As the COVID-19 pandemic continues with no end in sight, the annual flu season emerges once again.
Cases of the flu have already begun to surface around the nation, and there are some reports of co-infection with COVID-19.
Johns Hopkins Medicine experts say now is the time to take action to fight against the flu.
Doctors recommend that everyone age six months and older get the flu vaccine each year to prevent infection from the virus or reduce the severity of the illness.
“The merging of the COVID-19 pandemic and the annual flu season this fall and winter is a cause for concern and preparation,” says Lisa Maragakis, M.D., M.P.H., senior director of infection prevention for the Johns Hopkins Health System and associate professor of medicine at the Johns Hopkins University School of Medicine.
“By ensuring all of us take necessary precautions, such as getting a flu vaccine now, we will be prepared before the peak of the flu season.
This will also help reduce the amount of flu spreading, which in turn, reduces the burden on the overall health care system already dealing with COVID-19.”

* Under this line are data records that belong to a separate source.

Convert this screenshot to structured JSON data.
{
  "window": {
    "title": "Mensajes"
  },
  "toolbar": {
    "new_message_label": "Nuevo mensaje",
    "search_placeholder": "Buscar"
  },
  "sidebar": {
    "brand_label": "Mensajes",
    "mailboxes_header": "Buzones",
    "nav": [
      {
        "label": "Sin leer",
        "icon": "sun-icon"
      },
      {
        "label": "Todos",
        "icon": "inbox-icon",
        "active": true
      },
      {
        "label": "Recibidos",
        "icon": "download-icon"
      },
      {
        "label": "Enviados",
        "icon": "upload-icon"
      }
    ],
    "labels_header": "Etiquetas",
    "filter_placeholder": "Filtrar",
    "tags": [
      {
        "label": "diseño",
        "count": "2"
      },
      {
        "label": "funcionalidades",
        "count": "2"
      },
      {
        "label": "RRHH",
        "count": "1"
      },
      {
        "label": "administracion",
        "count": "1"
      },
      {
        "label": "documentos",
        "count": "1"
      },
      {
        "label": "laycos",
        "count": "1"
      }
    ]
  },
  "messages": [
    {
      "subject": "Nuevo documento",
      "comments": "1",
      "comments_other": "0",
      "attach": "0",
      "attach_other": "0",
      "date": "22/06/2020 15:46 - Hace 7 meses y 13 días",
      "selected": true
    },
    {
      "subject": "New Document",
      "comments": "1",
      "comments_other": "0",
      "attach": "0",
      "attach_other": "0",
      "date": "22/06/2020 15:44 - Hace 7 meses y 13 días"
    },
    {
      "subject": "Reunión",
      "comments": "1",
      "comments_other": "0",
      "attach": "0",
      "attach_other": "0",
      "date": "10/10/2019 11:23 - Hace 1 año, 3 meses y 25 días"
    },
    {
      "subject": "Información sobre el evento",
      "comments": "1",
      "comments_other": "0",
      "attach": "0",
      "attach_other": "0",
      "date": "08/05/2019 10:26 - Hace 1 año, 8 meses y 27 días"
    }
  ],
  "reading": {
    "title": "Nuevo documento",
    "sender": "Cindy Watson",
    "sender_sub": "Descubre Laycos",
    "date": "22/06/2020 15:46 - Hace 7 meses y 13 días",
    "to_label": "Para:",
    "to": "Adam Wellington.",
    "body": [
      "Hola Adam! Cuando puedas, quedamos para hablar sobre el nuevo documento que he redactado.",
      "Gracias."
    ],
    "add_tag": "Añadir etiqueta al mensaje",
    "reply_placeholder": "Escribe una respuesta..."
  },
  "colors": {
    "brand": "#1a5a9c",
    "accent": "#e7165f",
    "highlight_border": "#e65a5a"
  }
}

Influenza, or the flu, is a contagious viral respiratory illness caused by different strains of the influenza virus.
It is spread through coughing, sneezing or close contact with an infected person. Symptoms can vary from person to person, but generally include coughing, congestion, sore throat, headache, muscle or joint aches and fatigue.
Maragakis says the flu and COVID-19 are caused by different viruses, but they have similar symptoms, are highly contagious, spread in a similar manner and can affect your lungs and breathing.
Cases of the flu and COVID-19 can range from mild to serious, and both can lead to hospitalization or even death.
Written by Kim Polyniak.